“It’s not just fast-food workers who are getting hurt. All of us are suffering,” said Mitchell, as she concluded her remarks at the rally. “By striking today we are all collectively, from all various work industries, holding McDonald’s accountable.

“Today, we are making history. We made history with Chicago teachers a couple of weeks ago [April 1] by raising our voices and standing up for funding. We just won the biggest raise in history with $15 for millions of workers in California and New York statewide. And Pennsylvania nursing home workers have also won $15 in contract negotiations.

“We know that we can win this! … Until we have respect on the job, safe working conditions on the job, and until we get $15 on our paycheck and union rights, we will not stop until we win!”


Photo: Mark Ugolini / Socialist Action

Related Articles

The International Food Crisis and Proposals To Overcome It

[Editor’s note: We reprint this article by the Committee for the Abolition of Illegitimate Debt (CADTM). In 1989, the Bastille Appeal was launched, inviting popular movements throughout the world to unite in demanding the immediate and unconditional cancellation of the debt of the so-called developing countries. This crushing debt, along with neo-liberal macro-economic reforms imposed on the global South, has led to an explosion of worldwide inequality, mass poverty, flagrant injustice and the destruction of the environment.

Summer Strike Wave Hits Britain

In Britain, the working class is experiencing a wave of strikes and “Industrial Action” from some of the largest established unions in the country, activity that disrupts the economy. These striking unions have made political demands in recent years to renationalize mail, rail and the electric grid.

Capitalism’s World Economic, Political and Social Crises and the Road to Fight Back

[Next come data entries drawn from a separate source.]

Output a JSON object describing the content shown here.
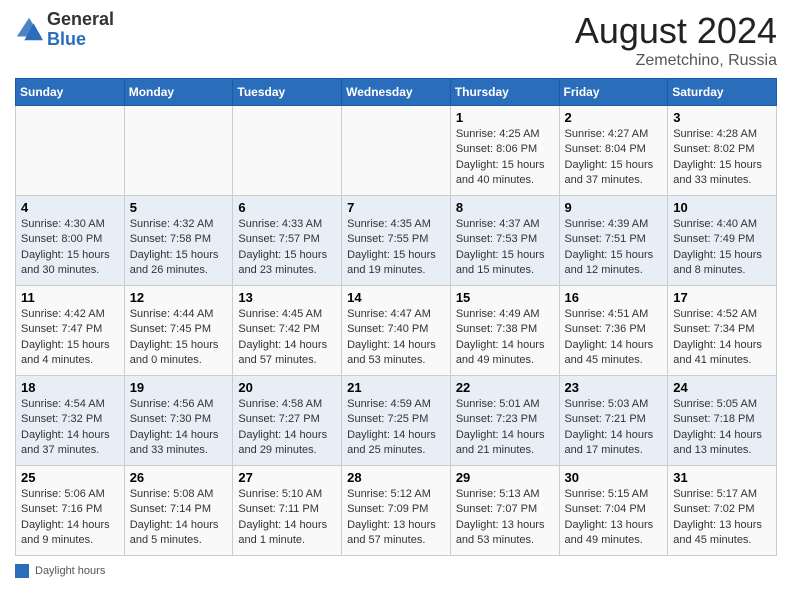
{
  "header": {
    "logo_general": "General",
    "logo_blue": "Blue",
    "month_year": "August 2024",
    "location": "Zemetchino, Russia"
  },
  "days_of_week": [
    "Sunday",
    "Monday",
    "Tuesday",
    "Wednesday",
    "Thursday",
    "Friday",
    "Saturday"
  ],
  "legend_label": "Daylight hours",
  "weeks": [
    [
      {
        "day": "",
        "info": ""
      },
      {
        "day": "",
        "info": ""
      },
      {
        "day": "",
        "info": ""
      },
      {
        "day": "",
        "info": ""
      },
      {
        "day": "1",
        "info": "Sunrise: 4:25 AM\nSunset: 8:06 PM\nDaylight: 15 hours\nand 40 minutes."
      },
      {
        "day": "2",
        "info": "Sunrise: 4:27 AM\nSunset: 8:04 PM\nDaylight: 15 hours\nand 37 minutes."
      },
      {
        "day": "3",
        "info": "Sunrise: 4:28 AM\nSunset: 8:02 PM\nDaylight: 15 hours\nand 33 minutes."
      }
    ],
    [
      {
        "day": "4",
        "info": "Sunrise: 4:30 AM\nSunset: 8:00 PM\nDaylight: 15 hours\nand 30 minutes."
      },
      {
        "day": "5",
        "info": "Sunrise: 4:32 AM\nSunset: 7:58 PM\nDaylight: 15 hours\nand 26 minutes."
      },
      {
        "day": "6",
        "info": "Sunrise: 4:33 AM\nSunset: 7:57 PM\nDaylight: 15 hours\nand 23 minutes."
      },
      {
        "day": "7",
        "info": "Sunrise: 4:35 AM\nSunset: 7:55 PM\nDaylight: 15 hours\nand 19 minutes."
      },
      {
        "day": "8",
        "info": "Sunrise: 4:37 AM\nSunset: 7:53 PM\nDaylight: 15 hours\nand 15 minutes."
      },
      {
        "day": "9",
        "info": "Sunrise: 4:39 AM\nSunset: 7:51 PM\nDaylight: 15 hours\nand 12 minutes."
      },
      {
        "day": "10",
        "info": "Sunrise: 4:40 AM\nSunset: 7:49 PM\nDaylight: 15 hours\nand 8 minutes."
      }
    ],
    [
      {
        "day": "11",
        "info": "Sunrise: 4:42 AM\nSunset: 7:47 PM\nDaylight: 15 hours\nand 4 minutes."
      },
      {
        "day": "12",
        "info": "Sunrise: 4:44 AM\nSunset: 7:45 PM\nDaylight: 15 hours\nand 0 minutes."
      },
      {
        "day": "13",
        "info": "Sunrise: 4:45 AM\nSunset: 7:42 PM\nDaylight: 14 hours\nand 57 minutes."
      },
      {
        "day": "14",
        "info": "Sunrise: 4:47 AM\nSunset: 7:40 PM\nDaylight: 14 hours\nand 53 minutes."
      },
      {
        "day": "15",
        "info": "Sunrise: 4:49 AM\nSunset: 7:38 PM\nDaylight: 14 hours\nand 49 minutes."
      },
      {
        "day": "16",
        "info": "Sunrise: 4:51 AM\nSunset: 7:36 PM\nDaylight: 14 hours\nand 45 minutes."
      },
      {
        "day": "17",
        "info": "Sunrise: 4:52 AM\nSunset: 7:34 PM\nDaylight: 14 hours\nand 41 minutes."
      }
    ],
    [
      {
        "day": "18",
        "info": "Sunrise: 4:54 AM\nSunset: 7:32 PM\nDaylight: 14 hours\nand 37 minutes."
      },
      {
        "day": "19",
        "info": "Sunrise: 4:56 AM\nSunset: 7:30 PM\nDaylight: 14 hours\nand 33 minutes."
      },
      {
        "day": "20",
        "info": "Sunrise: 4:58 AM\nSunset: 7:27 PM\nDaylight: 14 hours\nand 29 minutes."
      },
      {
        "day": "21",
        "info": "Sunrise: 4:59 AM\nSunset: 7:25 PM\nDaylight: 14 hours\nand 25 minutes."
      },
      {
        "day": "22",
        "info": "Sunrise: 5:01 AM\nSunset: 7:23 PM\nDaylight: 14 hours\nand 21 minutes."
      },
      {
        "day": "23",
        "info": "Sunrise: 5:03 AM\nSunset: 7:21 PM\nDaylight: 14 hours\nand 17 minutes."
      },
      {
        "day": "24",
        "info": "Sunrise: 5:05 AM\nSunset: 7:18 PM\nDaylight: 14 hours\nand 13 minutes."
      }
    ],
    [
      {
        "day": "25",
        "info": "Sunrise: 5:06 AM\nSunset: 7:16 PM\nDaylight: 14 hours\nand 9 minutes."
      },
      {
        "day": "26",
        "info": "Sunrise: 5:08 AM\nSunset: 7:14 PM\nDaylight: 14 hours\nand 5 minutes."
      },
      {
        "day": "27",
        "info": "Sunrise: 5:10 AM\nSunset: 7:11 PM\nDaylight: 14 hours\nand 1 minute."
      },
      {
        "day": "28",
        "info": "Sunrise: 5:12 AM\nSunset: 7:09 PM\nDaylight: 13 hours\nand 57 minutes."
      },
      {
        "day": "29",
        "info": "Sunrise: 5:13 AM\nSunset: 7:07 PM\nDaylight: 13 hours\nand 53 minutes."
      },
      {
        "day": "30",
        "info": "Sunrise: 5:15 AM\nSunset: 7:04 PM\nDaylight: 13 hours\nand 49 minutes."
      },
      {
        "day": "31",
        "info": "Sunrise: 5:17 AM\nSunset: 7:02 PM\nDaylight: 13 hours\nand 45 minutes."
      }
    ]
  ]
}
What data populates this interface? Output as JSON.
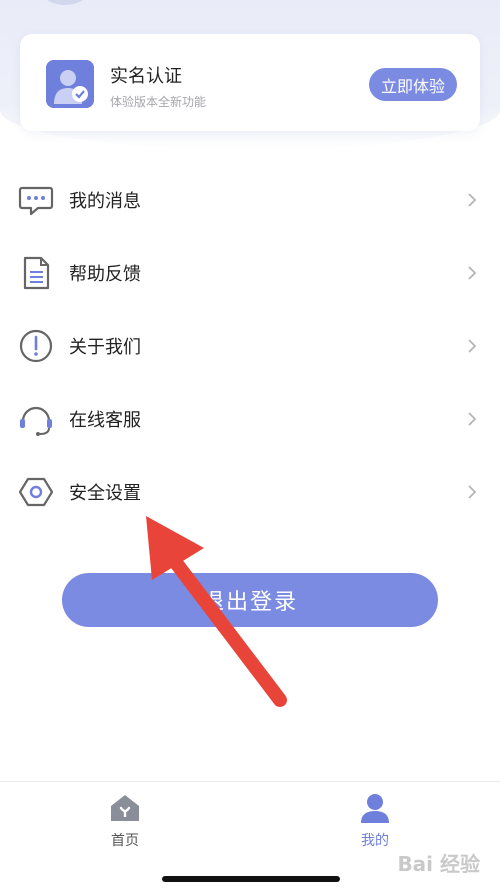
{
  "verification_card": {
    "title": "实名认证",
    "subtitle": "体验版本全新功能",
    "button_label": "立即体验"
  },
  "menu": {
    "items": [
      {
        "label": "我的消息",
        "icon": "message-icon"
      },
      {
        "label": "帮助反馈",
        "icon": "document-icon"
      },
      {
        "label": "关于我们",
        "icon": "info-icon"
      },
      {
        "label": "在线客服",
        "icon": "headset-icon"
      },
      {
        "label": "安全设置",
        "icon": "hexagon-settings-icon"
      }
    ]
  },
  "logout": {
    "label": "退出登录"
  },
  "tabbar": {
    "home_label": "首页",
    "mine_label": "我的"
  },
  "watermark": {
    "text": "Bai 经验"
  },
  "colors": {
    "accent": "#7c8be2",
    "arrow": "#e8443a"
  }
}
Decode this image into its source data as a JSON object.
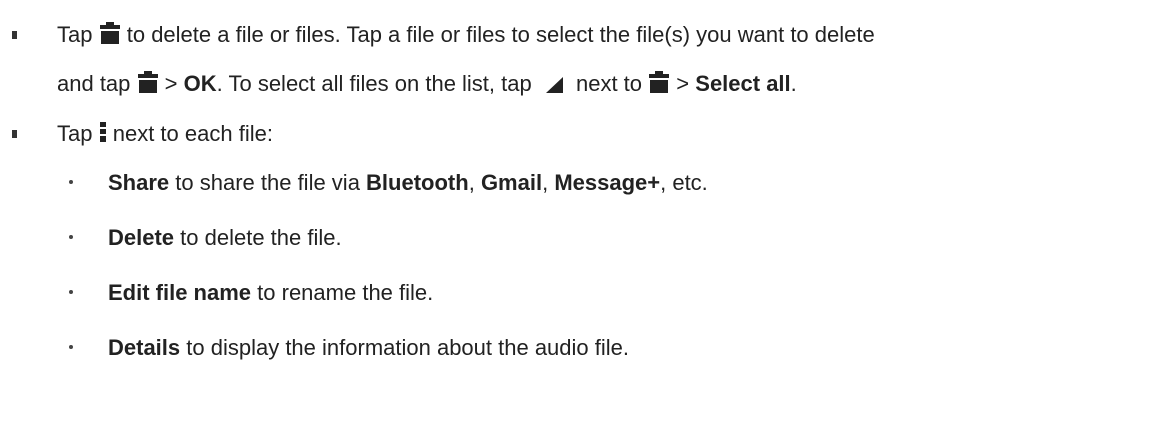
{
  "item1": {
    "line1": {
      "tap": "Tap",
      "rest": "to delete a file or files. Tap a file or files to select the file(s) you want to delete"
    },
    "line2": {
      "and_tap": "and tap",
      "gt1": ">",
      "ok": "OK",
      "mid": ". To select all files on the list, tap",
      "next_to": "next to",
      "gt2": ">",
      "select_all": "Select all",
      "period": "."
    }
  },
  "item2": {
    "tap": "Tap",
    "rest": "next to each file:"
  },
  "subitems": [
    {
      "bold": "Share",
      "parts": [
        " to share the file via ",
        "Bluetooth",
        ", ",
        "Gmail",
        ", ",
        "Message+",
        ", etc."
      ]
    },
    {
      "bold": "Delete",
      "rest": " to delete the file."
    },
    {
      "bold": "Edit file name",
      "rest": " to rename the file."
    },
    {
      "bold": "Details",
      "rest": " to display the information about the audio file."
    }
  ],
  "icons": {
    "trash": "trash-icon",
    "menu": "menu-dots-icon",
    "corner": "select-corner-icon"
  }
}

Led by the dominant capitalist-imperialist nations, especially the U.S. and China, the system involves the capture and transfer of surplus value from workers in poorer countries to leading corporations in the advanced countries. Today, global value chain corporations that represent only 15 percent of all trading firms worldwide, capture some 80 percent of total trade.